Assignment: Nothing but an exact copy of the data should be given.
☆ ☆ ☆ ☆
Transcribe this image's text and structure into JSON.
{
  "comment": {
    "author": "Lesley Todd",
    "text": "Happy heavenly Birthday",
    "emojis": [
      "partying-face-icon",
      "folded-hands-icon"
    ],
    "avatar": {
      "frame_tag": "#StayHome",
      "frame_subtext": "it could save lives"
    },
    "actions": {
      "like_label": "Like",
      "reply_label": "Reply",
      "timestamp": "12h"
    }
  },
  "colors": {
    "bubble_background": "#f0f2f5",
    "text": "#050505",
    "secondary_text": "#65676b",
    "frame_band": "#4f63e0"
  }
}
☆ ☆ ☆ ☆
Task solution:
Transcribe this image's text and structure into JSON.
{
  "comment": {
    "author": "Lesley Todd",
    "text": "Happy heavenly Birthday",
    "emojis": [
      "partying-face-icon",
      "folded-hands-icon"
    ],
    "avatar": {
      "frame_tag": "#StayHome",
      "frame_subtext": "it could save lives"
    },
    "actions": {
      "like_label": "Like",
      "reply_label": "Reply",
      "timestamp": "12h"
    }
  },
  "colors": {
    "bubble_background": "#f0f2f5",
    "text": "#050505",
    "secondary_text": "#65676b",
    "frame_band": "#4f63e0"
  }
}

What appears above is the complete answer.